Emmanuel Lambion, The Bn Project, La Biennale delle Biennali, in Janus # 11, 1/2007, pp. 29-36 Emmanuel Lambion, Question de traces, traces en perspectives in Netwerk Annual 2007, pp.69 & 196

ble areas and networks of knowledge (or possessions), that cross and link in the various dimensions of our everyday life, meet each other. In fact, everything takes place as if the real freedom, the real integration of knowledge, of culture, of codes to which we are irrevocably incited due to the porosity and multiplicity of our frames of reference, is to be found in the fact that we accept it. It is true that in the interspace superficiality often lies in wait, but we also find real freedom there, the freedom to be aware, the freedom of the relativeness of view. However, we have to be capable (through art?) of dissociating ourselves from some perspective moments, to take the time to look at an inanimate image or a sticker‌. Integration and intersection, the mixture of languages, codes, types and styles are once more clearly illustrated using a series of drawings that will be added a posteriori. To begin with there is the act: the prolongation of the exhibition through this editorial support, and the parasitizing of a textual oration that could, as the limit, ignore or contradict the drawings. And next there is the selection of the drawings, which is all but coincidental. The series is entitled Impressionism and is an aesthetic appro-

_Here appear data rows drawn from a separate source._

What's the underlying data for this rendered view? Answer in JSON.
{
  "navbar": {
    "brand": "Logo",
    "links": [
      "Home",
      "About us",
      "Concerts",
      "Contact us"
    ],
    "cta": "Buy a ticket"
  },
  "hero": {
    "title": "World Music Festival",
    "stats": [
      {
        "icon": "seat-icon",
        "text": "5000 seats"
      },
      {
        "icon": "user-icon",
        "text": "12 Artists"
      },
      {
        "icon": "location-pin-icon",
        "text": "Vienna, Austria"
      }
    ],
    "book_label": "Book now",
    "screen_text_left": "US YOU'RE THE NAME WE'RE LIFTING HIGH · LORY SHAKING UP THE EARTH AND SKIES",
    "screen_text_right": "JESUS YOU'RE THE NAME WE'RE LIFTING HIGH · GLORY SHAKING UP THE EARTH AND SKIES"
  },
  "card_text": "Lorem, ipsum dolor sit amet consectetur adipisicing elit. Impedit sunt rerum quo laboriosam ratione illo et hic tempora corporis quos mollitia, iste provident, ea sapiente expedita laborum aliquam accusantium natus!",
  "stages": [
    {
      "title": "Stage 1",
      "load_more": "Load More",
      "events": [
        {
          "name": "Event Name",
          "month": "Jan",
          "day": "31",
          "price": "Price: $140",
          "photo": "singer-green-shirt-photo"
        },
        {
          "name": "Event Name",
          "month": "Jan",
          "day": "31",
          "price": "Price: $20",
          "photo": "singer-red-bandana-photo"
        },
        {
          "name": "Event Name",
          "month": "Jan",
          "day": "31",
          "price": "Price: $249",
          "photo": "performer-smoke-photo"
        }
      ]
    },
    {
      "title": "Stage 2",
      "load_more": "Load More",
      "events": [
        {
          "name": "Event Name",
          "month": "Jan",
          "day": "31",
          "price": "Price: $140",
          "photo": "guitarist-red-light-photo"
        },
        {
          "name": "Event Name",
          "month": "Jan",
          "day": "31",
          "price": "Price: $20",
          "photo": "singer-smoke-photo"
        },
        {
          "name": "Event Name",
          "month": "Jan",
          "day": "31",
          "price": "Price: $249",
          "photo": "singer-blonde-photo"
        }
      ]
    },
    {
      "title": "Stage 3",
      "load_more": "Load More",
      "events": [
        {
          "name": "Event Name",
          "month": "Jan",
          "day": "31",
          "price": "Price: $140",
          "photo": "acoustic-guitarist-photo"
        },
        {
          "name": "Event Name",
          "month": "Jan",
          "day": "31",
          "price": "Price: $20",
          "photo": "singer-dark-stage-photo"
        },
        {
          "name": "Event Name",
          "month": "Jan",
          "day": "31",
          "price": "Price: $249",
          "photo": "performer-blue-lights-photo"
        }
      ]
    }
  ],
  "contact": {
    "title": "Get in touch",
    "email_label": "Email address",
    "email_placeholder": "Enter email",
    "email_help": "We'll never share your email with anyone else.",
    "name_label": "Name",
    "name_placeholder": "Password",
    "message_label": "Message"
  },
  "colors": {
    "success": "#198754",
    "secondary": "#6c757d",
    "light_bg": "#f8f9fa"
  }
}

priation of the diagrams, charts and tables that are supposed to render a scientific character to the numerous socio-economic analyses. ‘Enriched’ with a flou artistique they appear to typify the vague, tendentious, economic journalism that is so frequently linked to them. And finally, there is their history and the history of their accordingly evolving infiltration or presentation methods: initially they were neatly placed in a golden frame to be shown at a contemporary art fair, but here this gilded publication has the honour of solemnly presenting the drawings. And the author of this text will certainly make no objections‌. Emmanuel Lambion, January 2010

This publication appears on the occasion of the exhibition: Uitburgeren, baby! Simona Denicolai & Ivo Provoost 03.03.2010 – 10.04.2010

Text: Emmanuel Lambion Images: From the series Impressionism, since 2006, Simona Denicolai & Ivo Provoost Translation: Tiny Mulder, Sophie Welsing Printer: Ando bv, Den Haag Thanks: Gemeente Den Haag Published by: West Edition: 1000 isbn: 978-90-79917-05-1

West Groenewegje 136 2515 LR Den Haag the Netherlands +31 (0)70 392 53 59 Contact: Marie-JosĂŠ Sondeijker

Simona Denicolai and Ivo Provoost: Uitburgeren, Baby! (english version)